Her devotion to her job is ridiculous, but it gets her and her Canadian crew ever closer to the bottom of the case, which is kicked into high gear when the investigation turns up Jimmy Costa (Ethan Hawke), an art dealer and Nova Scotian who says he witnessed the latest murder. Costa is drawn inevitably to Scott. Eventually, she discloses to him that the gold band on her ring finger is a decoy and almost quits the case because she, too, is drawn to him. And as the presumable killer nears, the two grow closer. And closer. Until Hawke and Jolie embark on some of the sloppiest kissing and wholehearted trysting this side of Adult Cinemax.
It should go without saying that sex is what Agent Scott needed to induce her giggling and spontaneity. Imagine what a different movie "The Silence of the Lambs" would have been if Agent Starling was seeing someone other than Dr. Lechter. (Imagine Dr. Lechter's response.)
"Taking Lives" would not be possible without that movie or without David Fincher's "Se7en." As the imitations still proliferate, one develops an appreciation of the way Fincher's movie, in particular, squeezed a fashionably apocalyptic mood into a clever structure.
"Taking Lives" wants to make you jump, which on two or three occasions it does, but those moments aren't fastened to anything more than the wish to jolt you. We never learn why our killer kills. We never learn what makes our federal huntress tick. The answers to these questions are probably in Michael Pye's 1999 novel, which seemed a brisk riff on Truman Capote's "In Cold Blood" and the works of Patricia Highsmith. However, the adaptation is such a radical departure from Pye's book that it's as though screenwriter Jon Bokenkamp used a recipe for apple pie to make meatloaf.
Because the characters in the movie have only stock obsessions and vague personal histories, there's no reason to be interested in them. And the movie, which D.J. Caruso has directed as a collection of sequences that grow in nonsense and luridness, doesn't bring out the psycho-schlock needed to work as a transcendently bad thriller. The gruesome last sequence, set in an idyllic Pennsylvania farmhouse, is the sort of tasteless moviemaking that debases far more than it transcends.
The serial-killer thriller is a genre that officially has nowhere else to go and nothing else to say.
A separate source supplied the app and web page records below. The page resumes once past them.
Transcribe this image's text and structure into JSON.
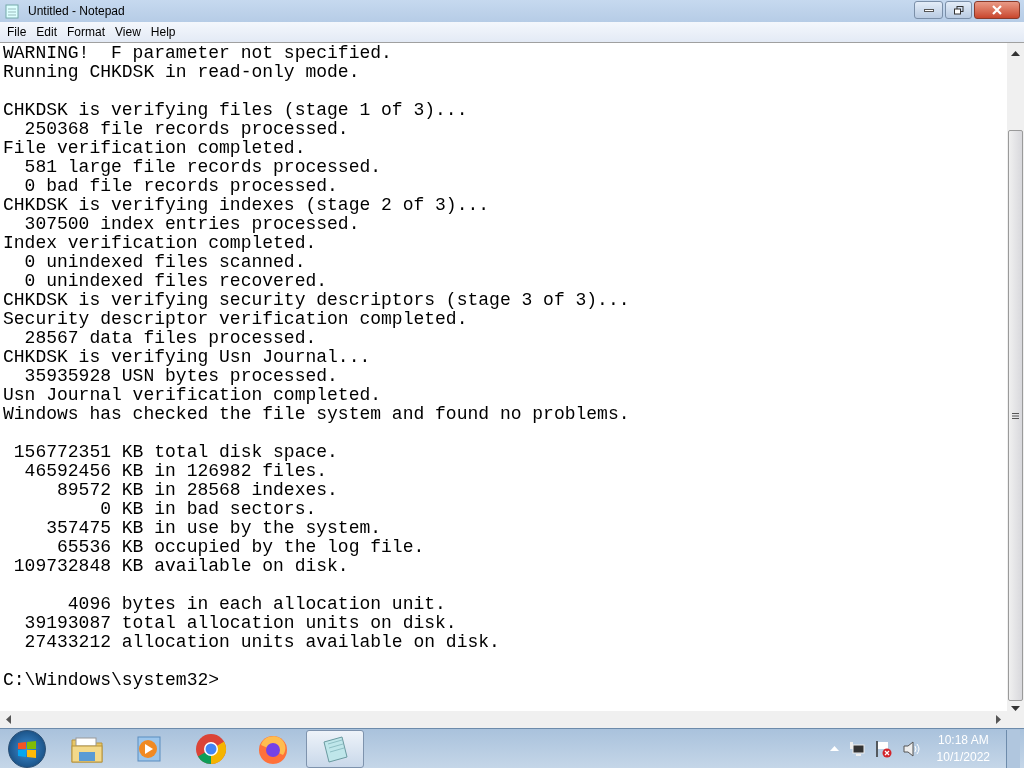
{
  "window": {
    "title": "Untitled - Notepad"
  },
  "menu": [
    "File",
    "Edit",
    "Format",
    "View",
    "Help"
  ],
  "editor": {
    "text": "WARNING!  F parameter not specified.\nRunning CHKDSK in read-only mode.\n\nCHKDSK is verifying files (stage 1 of 3)...\n  250368 file records processed.\nFile verification completed.\n  581 large file records processed.\n  0 bad file records processed.\nCHKDSK is verifying indexes (stage 2 of 3)...\n  307500 index entries processed.\nIndex verification completed.\n  0 unindexed files scanned.\n  0 unindexed files recovered.\nCHKDSK is verifying security descriptors (stage 3 of 3)...\nSecurity descriptor verification completed.\n  28567 data files processed.\nCHKDSK is verifying Usn Journal...\n  35935928 USN bytes processed.\nUsn Journal verification completed.\nWindows has checked the file system and found no problems.\n\n 156772351 KB total disk space.\n  46592456 KB in 126982 files.\n     89572 KB in 28568 indexes.\n         0 KB in bad sectors.\n    357475 KB in use by the system.\n     65536 KB occupied by the log file.\n 109732848 KB available on disk.\n\n      4096 bytes in each allocation unit.\n  39193087 total allocation units on disk.\n  27433212 allocation units available on disk.\n\nC:\\Windows\\system32>"
  },
  "taskbar": {
    "apps": [
      {
        "kind": "explorer",
        "selected": false
      },
      {
        "kind": "media",
        "selected": false
      },
      {
        "kind": "chrome",
        "selected": false
      },
      {
        "kind": "firefox",
        "selected": false
      },
      {
        "kind": "notepad",
        "selected": true
      }
    ]
  },
  "clock": {
    "time": "10:18 AM",
    "date": "10/1/2022"
  }
}
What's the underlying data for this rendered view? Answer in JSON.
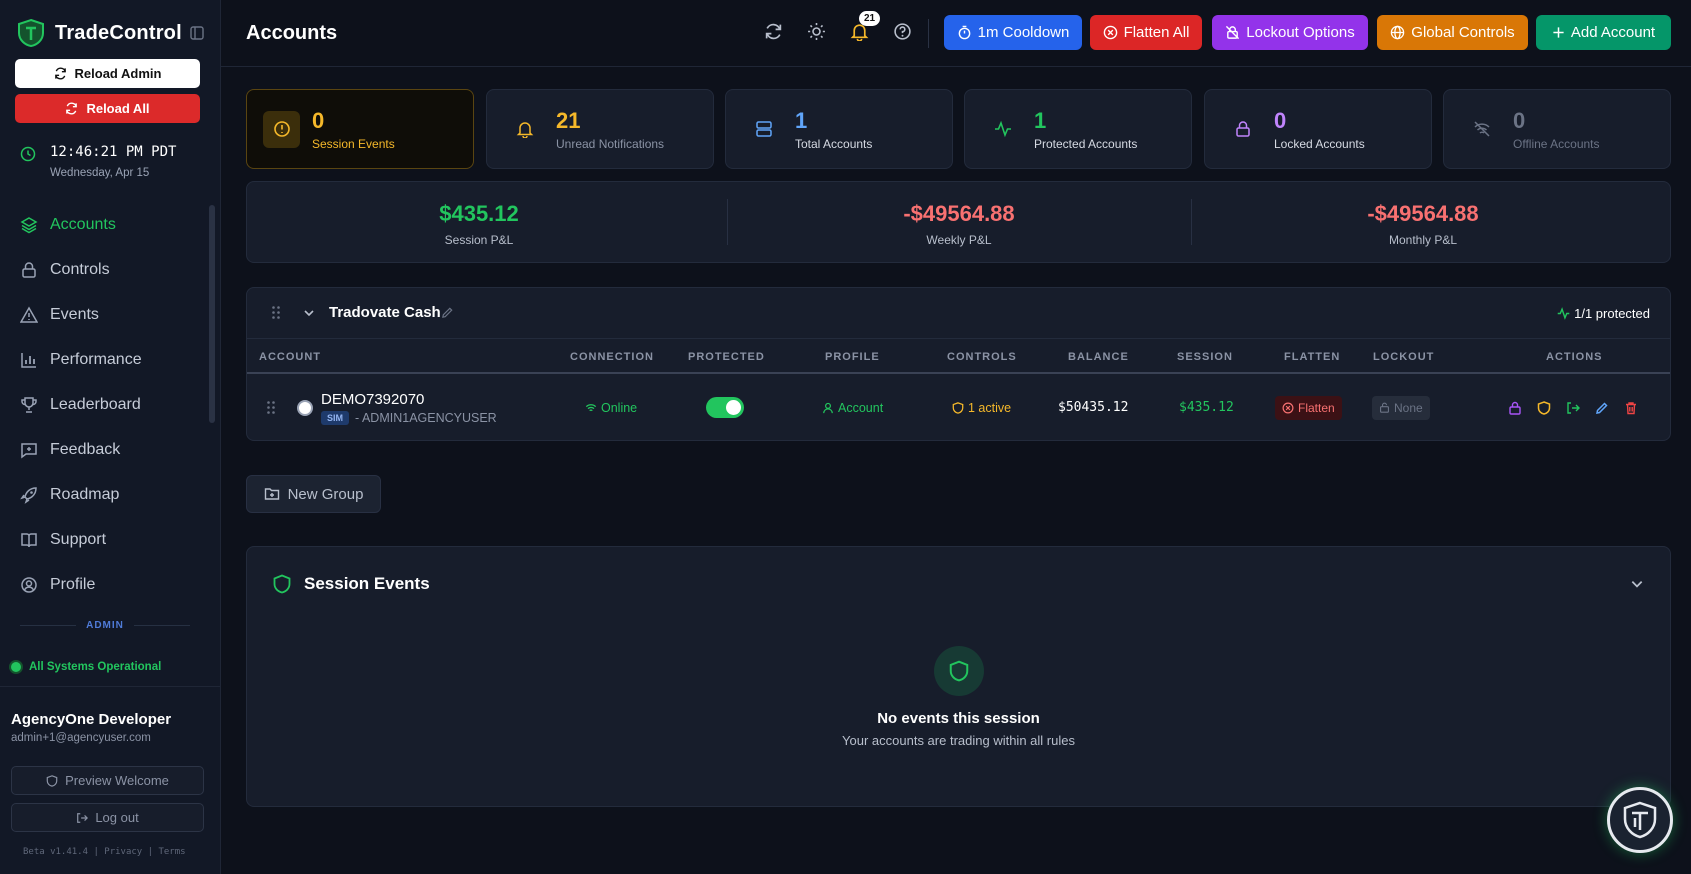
{
  "brand": {
    "name": "TradeControl"
  },
  "sidebar": {
    "reload_admin": "Reload Admin",
    "reload_all": "Reload All",
    "clock_time": "12:46:21 PM PDT",
    "clock_date": "Wednesday, Apr 15",
    "nav": [
      {
        "label": "Accounts",
        "icon": "layers-icon",
        "active": true
      },
      {
        "label": "Controls",
        "icon": "lock-icon"
      },
      {
        "label": "Events",
        "icon": "warning-icon"
      },
      {
        "label": "Performance",
        "icon": "bar-chart-icon"
      },
      {
        "label": "Leaderboard",
        "icon": "trophy-icon"
      },
      {
        "label": "Feedback",
        "icon": "message-icon"
      },
      {
        "label": "Roadmap",
        "icon": "rocket-icon"
      },
      {
        "label": "Support",
        "icon": "book-icon"
      },
      {
        "label": "Profile",
        "icon": "user-circle-icon"
      }
    ],
    "admin_label": "ADMIN",
    "system_status": "All Systems Operational",
    "user_name": "AgencyOne Developer",
    "user_email": "admin+1@agencyuser.com",
    "preview_welcome": "Preview Welcome",
    "logout": "Log out",
    "footer": "Beta v1.41.4 | Privacy | Terms"
  },
  "header": {
    "title": "Accounts",
    "notification_count": "21",
    "buttons": {
      "cooldown": "1m Cooldown",
      "flatten_all": "Flatten All",
      "lockout_options": "Lockout Options",
      "global_controls": "Global Controls",
      "add_account": "Add Account"
    }
  },
  "stats": [
    {
      "value": "0",
      "label": "Session Events",
      "color": "#f5b82a"
    },
    {
      "value": "21",
      "label": "Unread Notifications",
      "color": "#f5b82a"
    },
    {
      "value": "1",
      "label": "Total Accounts",
      "color": "#60a5fa"
    },
    {
      "value": "1",
      "label": "Protected Accounts",
      "color": "#22c55e"
    },
    {
      "value": "0",
      "label": "Locked Accounts",
      "color": "#c084fc"
    },
    {
      "value": "0",
      "label": "Offline Accounts",
      "color": "#6b7385"
    }
  ],
  "pnl": {
    "session": {
      "value": "$435.12",
      "label": "Session P&L"
    },
    "weekly": {
      "value": "-$49564.88",
      "label": "Weekly P&L"
    },
    "monthly": {
      "value": "-$49564.88",
      "label": "Monthly P&L"
    }
  },
  "group": {
    "name": "Tradovate Cash",
    "protected_summary": "1/1 protected",
    "columns": [
      "ACCOUNT",
      "CONNECTION",
      "PROTECTED",
      "PROFILE",
      "CONTROLS",
      "BALANCE",
      "SESSION",
      "FLATTEN",
      "LOCKOUT",
      "ACTIONS"
    ],
    "row": {
      "account": "DEMO7392070",
      "type": "SIM",
      "user": "- ADMIN1AGENCYUSER",
      "connection": "Online",
      "profile": "Account",
      "controls": "1 active",
      "balance": "$50435.12",
      "session": "$435.12",
      "flatten": "Flatten",
      "lockout": "None"
    }
  },
  "new_group": "New Group",
  "events": {
    "title": "Session Events",
    "empty_title": "No events this session",
    "empty_sub": "Your accounts are trading within all rules"
  }
}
And "Taking Lives" is so lifeless and beside the point that its DVD version should skip letterboxing and just be shown in a heavy chalk outline.
Wesley Morris can be reached at email@example.com.